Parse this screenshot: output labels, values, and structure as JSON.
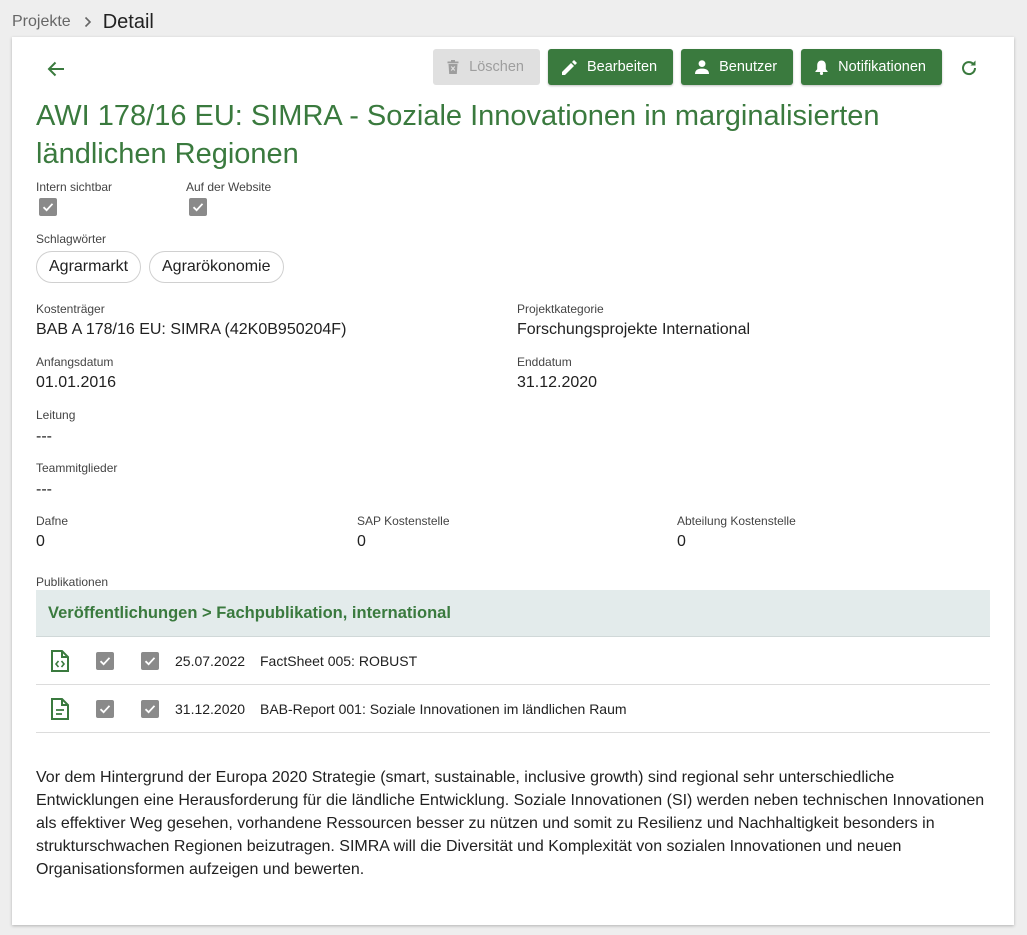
{
  "breadcrumb": {
    "parent": "Projekte",
    "current": "Detail"
  },
  "toolbar": {
    "delete_label": "Löschen",
    "edit_label": "Bearbeiten",
    "users_label": "Benutzer",
    "notifications_label": "Notifikationen"
  },
  "project": {
    "title": "AWI 178/16 EU: SIMRA - Soziale Innovationen in marginalisierten ländlichen Regionen",
    "intern_label": "Intern sichtbar",
    "intern_checked": true,
    "website_label": "Auf der Website",
    "website_checked": true,
    "keywords_label": "Schlagwörter",
    "keywords": [
      "Agrarmarkt",
      "Agrarökonomie"
    ],
    "cost_unit_label": "Kostenträger",
    "cost_unit": "BAB A 178/16 EU: SIMRA (42K0B950204F)",
    "category_label": "Projektkategorie",
    "category": "Forschungsprojekte International",
    "start_label": "Anfangsdatum",
    "start": "01.01.2016",
    "end_label": "Enddatum",
    "end": "31.12.2020",
    "lead_label": "Leitung",
    "lead": "---",
    "team_label": "Teammitglieder",
    "team": "---",
    "dafne_label": "Dafne",
    "dafne": "0",
    "sap_label": "SAP Kostenstelle",
    "sap": "0",
    "dept_label": "Abteilung Kostenstelle",
    "dept": "0"
  },
  "publications": {
    "label": "Publikationen",
    "group": "Veröffentlichungen > Fachpublikation, international",
    "items": [
      {
        "icon": "file-code-icon",
        "checked1": true,
        "checked2": true,
        "date": "25.07.2022",
        "title": "FactSheet 005: ROBUST"
      },
      {
        "icon": "file-document-icon",
        "checked1": true,
        "checked2": true,
        "date": "31.12.2020",
        "title": "BAB-Report 001: Soziale Innovationen im ländlichen Raum"
      }
    ]
  },
  "description": "Vor dem Hintergrund der Europa 2020 Strategie (smart, sustainable, inclusive growth) sind regional sehr unterschiedliche Entwicklungen eine Herausforderung für die ländliche Entwicklung. Soziale Innovationen (SI) werden neben technischen Innovationen als effektiver Weg gesehen, vorhandene Ressourcen besser zu nützen und somit zu Resilienz und Nachhaltigkeit besonders in strukturschwachen Regionen beizutragen. SIMRA will die Diversität und Komplexität von sozialen Innovationen und neuen Organisationsformen aufzeigen und bewerten.",
  "colors": {
    "primary": "#3a7a3e",
    "disabled_bg": "#e0e0e0",
    "header_bg": "#e3ebeb",
    "checkbox": "#8a8a8a"
  }
}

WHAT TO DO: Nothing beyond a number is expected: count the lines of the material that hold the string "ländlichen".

PROBLEM SOLUTION: 2